“I put my phone number everywhere. Most of my customers call me first, then I tell them what I have and the prices. They can order on the phone, then they come and pick it up. I don’t do delivery yet”, Mbah says.
Clearly, one can hardly deny the importance of akube to medium-and low-income earners, or its significance as an element of life for people in those groups, yet the risks that these old shirts and faded jeans pose puts them on shaky feet.
Like most of the cargo that crosses Nigeria’s almost non-existent borders, there is little or no standardization; so clothes of any and every condition can make their way from Mississippi to a stall in Oniru new market.
Secondhand clothes can carry scabies, dermatitis and many skin diseases, news that is more alarming because most clothes are not cleaned or sterilized to satisfaction.
“People should not use second-hand panties, bras or any other clothes that are in close contact with the skin because you can catch human papillomavirus, HPV, which is a precursor to genital cancer. If the original owner had genital warts or herpes, you will surely catch the disease too. You can also catch scabies and fungi infections”, Olufunmilayo Ajose, a consultant physician, and dermatologist in the Department of Medicine, Lagos State University Teaching Hospital, LASUTH told TELL during an ‘akube boom’ in 2013.

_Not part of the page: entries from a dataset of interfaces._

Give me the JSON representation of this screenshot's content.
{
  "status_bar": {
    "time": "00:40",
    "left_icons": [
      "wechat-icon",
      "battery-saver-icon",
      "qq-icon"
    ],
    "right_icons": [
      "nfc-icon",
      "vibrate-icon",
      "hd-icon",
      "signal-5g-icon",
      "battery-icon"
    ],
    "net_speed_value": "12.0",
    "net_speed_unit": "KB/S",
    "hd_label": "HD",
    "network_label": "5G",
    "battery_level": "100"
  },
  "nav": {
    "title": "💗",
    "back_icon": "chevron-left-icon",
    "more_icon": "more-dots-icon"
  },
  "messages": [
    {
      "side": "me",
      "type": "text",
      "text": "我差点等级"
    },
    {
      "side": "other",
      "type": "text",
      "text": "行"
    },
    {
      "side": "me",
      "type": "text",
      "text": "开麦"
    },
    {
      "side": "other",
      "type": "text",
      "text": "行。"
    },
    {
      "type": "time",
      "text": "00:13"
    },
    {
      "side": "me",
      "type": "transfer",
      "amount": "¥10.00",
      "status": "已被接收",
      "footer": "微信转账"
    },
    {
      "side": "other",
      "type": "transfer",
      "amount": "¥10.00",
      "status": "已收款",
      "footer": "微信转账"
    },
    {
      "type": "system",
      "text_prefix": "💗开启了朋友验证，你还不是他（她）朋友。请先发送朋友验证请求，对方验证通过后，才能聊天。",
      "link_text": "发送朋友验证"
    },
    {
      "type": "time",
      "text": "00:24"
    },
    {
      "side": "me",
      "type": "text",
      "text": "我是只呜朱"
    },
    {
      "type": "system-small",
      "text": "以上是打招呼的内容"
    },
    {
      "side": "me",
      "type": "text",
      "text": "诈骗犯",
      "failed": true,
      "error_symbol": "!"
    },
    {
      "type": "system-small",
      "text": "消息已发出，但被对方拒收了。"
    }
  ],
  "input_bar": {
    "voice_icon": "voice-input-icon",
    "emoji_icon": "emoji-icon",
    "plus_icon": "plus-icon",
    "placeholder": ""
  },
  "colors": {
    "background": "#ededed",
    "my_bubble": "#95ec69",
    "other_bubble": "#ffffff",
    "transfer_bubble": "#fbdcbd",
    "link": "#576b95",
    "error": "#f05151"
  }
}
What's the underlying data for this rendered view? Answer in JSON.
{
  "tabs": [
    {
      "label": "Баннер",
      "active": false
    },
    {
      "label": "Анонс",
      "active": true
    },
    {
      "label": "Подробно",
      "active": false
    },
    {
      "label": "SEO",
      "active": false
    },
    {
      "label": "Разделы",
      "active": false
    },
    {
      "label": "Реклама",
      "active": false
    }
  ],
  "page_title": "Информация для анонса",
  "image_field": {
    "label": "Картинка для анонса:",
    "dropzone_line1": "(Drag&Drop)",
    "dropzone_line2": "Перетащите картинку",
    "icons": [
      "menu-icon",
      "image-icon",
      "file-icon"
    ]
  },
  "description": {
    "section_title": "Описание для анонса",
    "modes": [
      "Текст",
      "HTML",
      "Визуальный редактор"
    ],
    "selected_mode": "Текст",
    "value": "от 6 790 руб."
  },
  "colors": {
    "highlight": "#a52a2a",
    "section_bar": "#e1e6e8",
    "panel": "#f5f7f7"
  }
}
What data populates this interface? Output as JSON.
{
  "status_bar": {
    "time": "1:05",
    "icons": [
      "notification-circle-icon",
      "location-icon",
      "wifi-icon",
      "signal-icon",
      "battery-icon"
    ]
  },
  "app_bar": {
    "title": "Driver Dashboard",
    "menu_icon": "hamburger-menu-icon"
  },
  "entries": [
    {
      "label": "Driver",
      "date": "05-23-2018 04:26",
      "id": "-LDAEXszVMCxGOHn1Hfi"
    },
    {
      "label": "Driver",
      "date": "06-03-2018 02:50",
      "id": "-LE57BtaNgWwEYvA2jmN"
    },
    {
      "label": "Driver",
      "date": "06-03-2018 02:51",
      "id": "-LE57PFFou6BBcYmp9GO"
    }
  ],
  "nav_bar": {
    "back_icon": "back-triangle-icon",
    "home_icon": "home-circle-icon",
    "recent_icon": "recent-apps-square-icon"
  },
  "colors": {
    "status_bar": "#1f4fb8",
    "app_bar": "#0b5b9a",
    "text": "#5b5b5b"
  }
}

As gory as the thought of wearing used panties may appear, second-hand clothes do more damage to the textile industry that shrivels while it strengthens.
Global trade in used clothing runs into billions of dollars every year; Africa is a huge part of this, some estimates claim that up to 80% of the population wear used clothes.
Ludicrous as that may be, these cheaper alternatives have proved stiff competition for local brands hoping to claim a chunk of a sizeable market.
Making a full ensemble; shirt and trouser from local textiles can cost between 5000 to 7000, from buying the actual material to paying a tailor to sew it. A pair of Grade 1 second-hand jeans and shirt costs #3000 at Kotangora.
Making it easy for local brands to produce and sell at lower costs will reduce the appeal of second-hand clothes to a large extent; but the real challenge lies in changing a decade-long bias towards western products, the belief that if it’s from America, it has to be 'original'.